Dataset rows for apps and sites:
--- START ---

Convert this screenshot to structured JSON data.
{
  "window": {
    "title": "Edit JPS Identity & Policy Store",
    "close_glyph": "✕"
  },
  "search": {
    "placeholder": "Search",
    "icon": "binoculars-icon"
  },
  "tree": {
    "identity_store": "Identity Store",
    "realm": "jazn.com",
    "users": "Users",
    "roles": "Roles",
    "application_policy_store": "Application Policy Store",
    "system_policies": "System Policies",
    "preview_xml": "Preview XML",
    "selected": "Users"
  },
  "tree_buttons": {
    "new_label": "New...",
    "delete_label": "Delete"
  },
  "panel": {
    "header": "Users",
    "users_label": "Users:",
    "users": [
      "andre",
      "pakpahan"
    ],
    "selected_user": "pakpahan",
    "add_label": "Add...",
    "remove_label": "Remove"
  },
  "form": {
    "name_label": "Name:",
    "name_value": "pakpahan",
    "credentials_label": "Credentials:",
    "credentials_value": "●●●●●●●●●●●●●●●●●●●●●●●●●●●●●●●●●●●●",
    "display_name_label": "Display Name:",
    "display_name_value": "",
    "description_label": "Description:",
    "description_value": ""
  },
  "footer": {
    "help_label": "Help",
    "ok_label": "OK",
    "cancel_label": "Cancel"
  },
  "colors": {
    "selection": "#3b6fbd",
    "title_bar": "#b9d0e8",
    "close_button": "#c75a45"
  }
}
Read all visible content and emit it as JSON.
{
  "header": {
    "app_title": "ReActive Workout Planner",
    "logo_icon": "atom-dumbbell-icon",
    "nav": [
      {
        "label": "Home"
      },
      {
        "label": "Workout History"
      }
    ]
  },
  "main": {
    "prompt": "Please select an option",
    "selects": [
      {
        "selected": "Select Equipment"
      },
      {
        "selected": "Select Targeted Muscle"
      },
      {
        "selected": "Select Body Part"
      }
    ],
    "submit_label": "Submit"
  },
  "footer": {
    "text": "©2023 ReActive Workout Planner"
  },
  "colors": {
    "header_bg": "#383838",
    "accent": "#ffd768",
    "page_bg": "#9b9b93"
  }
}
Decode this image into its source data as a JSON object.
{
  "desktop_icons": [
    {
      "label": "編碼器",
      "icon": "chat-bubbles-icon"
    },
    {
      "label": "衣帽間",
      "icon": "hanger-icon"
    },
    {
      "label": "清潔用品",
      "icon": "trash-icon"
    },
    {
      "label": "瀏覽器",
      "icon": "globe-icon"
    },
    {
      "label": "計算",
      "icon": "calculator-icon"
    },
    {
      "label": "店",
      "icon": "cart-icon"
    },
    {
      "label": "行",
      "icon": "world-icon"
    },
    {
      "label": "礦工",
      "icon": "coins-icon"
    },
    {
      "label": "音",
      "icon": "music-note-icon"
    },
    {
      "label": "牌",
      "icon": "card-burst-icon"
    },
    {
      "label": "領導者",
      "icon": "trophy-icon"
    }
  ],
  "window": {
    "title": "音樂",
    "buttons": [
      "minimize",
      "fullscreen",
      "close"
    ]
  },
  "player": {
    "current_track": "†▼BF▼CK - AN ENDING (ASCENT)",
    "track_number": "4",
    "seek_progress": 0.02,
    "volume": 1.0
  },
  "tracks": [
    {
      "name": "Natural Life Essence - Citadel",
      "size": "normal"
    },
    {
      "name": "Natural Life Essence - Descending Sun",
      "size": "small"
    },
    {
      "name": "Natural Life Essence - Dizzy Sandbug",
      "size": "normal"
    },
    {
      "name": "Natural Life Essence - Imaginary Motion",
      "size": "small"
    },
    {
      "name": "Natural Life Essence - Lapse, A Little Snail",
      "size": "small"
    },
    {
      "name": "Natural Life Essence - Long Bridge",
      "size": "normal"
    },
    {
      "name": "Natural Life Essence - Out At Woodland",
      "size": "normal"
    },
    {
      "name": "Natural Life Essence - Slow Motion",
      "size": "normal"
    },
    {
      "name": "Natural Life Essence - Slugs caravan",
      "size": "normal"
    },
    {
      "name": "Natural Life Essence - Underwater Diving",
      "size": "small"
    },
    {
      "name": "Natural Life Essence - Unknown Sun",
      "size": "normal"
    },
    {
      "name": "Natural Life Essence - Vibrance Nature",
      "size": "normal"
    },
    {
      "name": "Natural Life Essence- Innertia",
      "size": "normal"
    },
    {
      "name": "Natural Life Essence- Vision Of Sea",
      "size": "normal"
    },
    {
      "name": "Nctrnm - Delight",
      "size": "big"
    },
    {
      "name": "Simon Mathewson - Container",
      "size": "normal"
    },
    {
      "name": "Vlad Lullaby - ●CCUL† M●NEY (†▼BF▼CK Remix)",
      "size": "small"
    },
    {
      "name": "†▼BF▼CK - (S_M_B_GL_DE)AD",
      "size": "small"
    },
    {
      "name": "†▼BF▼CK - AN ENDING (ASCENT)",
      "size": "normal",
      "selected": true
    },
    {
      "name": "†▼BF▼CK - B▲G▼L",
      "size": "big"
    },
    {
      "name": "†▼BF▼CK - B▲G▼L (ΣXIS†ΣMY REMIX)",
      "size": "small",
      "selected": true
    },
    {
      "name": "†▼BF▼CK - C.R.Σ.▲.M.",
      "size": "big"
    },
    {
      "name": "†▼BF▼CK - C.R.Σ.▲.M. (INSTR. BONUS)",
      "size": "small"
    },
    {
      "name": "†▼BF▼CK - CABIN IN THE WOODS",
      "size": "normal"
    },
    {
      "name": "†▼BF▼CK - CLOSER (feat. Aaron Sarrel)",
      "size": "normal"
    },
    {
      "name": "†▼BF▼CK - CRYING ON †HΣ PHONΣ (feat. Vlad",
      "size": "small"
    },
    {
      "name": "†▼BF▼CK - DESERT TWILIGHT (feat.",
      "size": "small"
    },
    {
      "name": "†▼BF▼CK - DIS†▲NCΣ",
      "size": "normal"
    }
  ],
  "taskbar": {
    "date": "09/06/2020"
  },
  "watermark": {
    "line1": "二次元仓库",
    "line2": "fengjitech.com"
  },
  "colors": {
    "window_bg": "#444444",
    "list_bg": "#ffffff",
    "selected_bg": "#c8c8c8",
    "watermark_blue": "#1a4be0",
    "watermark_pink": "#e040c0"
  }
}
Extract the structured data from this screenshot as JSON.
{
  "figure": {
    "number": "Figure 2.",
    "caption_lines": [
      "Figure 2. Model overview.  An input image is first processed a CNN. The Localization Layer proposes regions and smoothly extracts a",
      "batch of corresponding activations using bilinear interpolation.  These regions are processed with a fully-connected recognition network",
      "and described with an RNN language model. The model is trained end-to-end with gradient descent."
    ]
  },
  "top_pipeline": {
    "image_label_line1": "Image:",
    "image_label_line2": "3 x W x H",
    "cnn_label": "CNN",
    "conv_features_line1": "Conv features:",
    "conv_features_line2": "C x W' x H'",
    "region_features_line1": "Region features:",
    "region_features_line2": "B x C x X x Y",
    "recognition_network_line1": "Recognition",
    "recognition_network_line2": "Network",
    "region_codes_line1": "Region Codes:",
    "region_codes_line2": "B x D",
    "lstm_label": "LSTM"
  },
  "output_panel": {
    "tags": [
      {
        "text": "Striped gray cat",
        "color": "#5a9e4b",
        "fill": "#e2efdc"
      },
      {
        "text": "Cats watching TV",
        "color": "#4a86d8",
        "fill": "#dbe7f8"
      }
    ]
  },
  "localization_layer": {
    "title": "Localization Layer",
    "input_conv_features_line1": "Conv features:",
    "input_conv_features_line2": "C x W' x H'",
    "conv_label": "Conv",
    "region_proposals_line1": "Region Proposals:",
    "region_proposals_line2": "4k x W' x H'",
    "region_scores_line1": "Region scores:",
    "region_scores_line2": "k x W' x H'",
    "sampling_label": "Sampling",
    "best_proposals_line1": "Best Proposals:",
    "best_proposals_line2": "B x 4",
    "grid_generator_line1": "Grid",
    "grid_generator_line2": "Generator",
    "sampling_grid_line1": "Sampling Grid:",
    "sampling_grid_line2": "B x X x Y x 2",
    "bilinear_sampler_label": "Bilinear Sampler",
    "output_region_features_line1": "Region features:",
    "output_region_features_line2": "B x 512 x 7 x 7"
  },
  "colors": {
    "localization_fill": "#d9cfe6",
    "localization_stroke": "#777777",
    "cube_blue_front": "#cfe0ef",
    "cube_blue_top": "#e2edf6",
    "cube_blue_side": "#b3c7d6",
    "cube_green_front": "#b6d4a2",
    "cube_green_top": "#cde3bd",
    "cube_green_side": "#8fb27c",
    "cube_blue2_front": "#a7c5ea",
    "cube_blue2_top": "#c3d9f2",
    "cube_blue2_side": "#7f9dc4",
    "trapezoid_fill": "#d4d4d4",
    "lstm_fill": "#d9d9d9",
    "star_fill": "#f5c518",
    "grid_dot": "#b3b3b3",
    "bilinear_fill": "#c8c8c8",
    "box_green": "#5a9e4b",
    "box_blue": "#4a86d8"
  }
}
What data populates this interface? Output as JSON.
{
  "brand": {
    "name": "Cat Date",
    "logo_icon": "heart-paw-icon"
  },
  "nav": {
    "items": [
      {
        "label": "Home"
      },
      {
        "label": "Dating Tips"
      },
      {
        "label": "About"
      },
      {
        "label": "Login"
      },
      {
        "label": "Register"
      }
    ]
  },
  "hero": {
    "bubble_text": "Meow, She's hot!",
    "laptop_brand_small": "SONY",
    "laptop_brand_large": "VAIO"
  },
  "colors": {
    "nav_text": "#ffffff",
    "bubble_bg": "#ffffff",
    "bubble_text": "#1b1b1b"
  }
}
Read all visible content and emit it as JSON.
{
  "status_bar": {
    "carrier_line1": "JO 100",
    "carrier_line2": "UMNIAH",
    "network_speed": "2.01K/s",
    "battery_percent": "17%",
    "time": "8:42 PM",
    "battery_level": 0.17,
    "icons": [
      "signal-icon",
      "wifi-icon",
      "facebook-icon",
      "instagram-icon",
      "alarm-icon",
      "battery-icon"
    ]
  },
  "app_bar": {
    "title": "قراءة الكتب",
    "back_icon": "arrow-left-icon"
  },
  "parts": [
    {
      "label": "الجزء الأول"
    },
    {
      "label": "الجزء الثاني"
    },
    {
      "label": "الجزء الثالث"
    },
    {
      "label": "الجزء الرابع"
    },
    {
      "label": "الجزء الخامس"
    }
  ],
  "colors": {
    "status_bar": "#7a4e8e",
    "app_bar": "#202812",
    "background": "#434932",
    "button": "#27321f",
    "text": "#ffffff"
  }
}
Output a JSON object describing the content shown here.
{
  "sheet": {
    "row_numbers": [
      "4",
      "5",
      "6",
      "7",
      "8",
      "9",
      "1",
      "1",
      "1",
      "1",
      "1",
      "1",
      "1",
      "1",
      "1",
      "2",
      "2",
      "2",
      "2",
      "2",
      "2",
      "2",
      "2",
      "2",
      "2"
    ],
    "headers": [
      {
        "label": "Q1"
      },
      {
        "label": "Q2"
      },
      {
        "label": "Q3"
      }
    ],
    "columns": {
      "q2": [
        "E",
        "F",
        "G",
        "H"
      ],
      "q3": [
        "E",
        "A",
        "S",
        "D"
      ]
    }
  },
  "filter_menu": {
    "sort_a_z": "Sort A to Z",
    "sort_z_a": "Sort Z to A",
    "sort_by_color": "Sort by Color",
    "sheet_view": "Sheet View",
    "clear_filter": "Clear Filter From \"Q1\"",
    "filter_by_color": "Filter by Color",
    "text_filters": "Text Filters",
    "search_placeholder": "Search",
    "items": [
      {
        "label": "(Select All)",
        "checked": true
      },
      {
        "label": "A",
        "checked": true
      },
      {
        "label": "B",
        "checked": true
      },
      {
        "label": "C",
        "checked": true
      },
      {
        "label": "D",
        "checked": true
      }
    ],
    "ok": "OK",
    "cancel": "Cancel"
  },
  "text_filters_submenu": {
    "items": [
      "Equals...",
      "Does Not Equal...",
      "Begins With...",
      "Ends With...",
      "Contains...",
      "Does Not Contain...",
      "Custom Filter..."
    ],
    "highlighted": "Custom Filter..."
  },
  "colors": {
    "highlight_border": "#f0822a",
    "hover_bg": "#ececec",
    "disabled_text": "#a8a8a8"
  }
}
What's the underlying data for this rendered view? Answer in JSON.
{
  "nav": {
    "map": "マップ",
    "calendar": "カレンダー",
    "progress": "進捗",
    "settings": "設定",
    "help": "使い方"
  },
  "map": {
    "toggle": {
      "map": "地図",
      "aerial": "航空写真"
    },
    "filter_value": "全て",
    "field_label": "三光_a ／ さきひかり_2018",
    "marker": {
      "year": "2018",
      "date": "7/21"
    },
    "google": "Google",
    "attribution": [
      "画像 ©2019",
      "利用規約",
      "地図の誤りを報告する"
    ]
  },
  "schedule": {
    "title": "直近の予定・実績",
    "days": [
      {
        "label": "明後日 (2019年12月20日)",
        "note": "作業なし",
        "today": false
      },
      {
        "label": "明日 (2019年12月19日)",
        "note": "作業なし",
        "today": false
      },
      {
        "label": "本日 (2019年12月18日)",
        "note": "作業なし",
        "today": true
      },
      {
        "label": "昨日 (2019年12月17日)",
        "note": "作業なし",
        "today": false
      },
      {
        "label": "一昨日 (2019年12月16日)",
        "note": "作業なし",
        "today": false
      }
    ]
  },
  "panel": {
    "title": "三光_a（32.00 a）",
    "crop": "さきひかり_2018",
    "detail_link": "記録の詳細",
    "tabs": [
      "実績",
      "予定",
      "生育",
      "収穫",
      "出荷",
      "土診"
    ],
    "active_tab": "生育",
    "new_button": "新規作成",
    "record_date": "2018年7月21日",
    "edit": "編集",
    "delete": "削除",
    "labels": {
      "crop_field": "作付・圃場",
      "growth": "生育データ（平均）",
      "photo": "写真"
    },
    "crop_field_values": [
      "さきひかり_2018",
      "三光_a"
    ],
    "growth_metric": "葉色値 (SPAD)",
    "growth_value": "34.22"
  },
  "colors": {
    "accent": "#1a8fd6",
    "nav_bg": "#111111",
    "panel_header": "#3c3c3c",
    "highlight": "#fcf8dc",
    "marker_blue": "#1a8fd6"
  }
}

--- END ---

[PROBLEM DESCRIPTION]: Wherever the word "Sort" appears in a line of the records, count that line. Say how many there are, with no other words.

[COMPLETED EXERCISE]: 3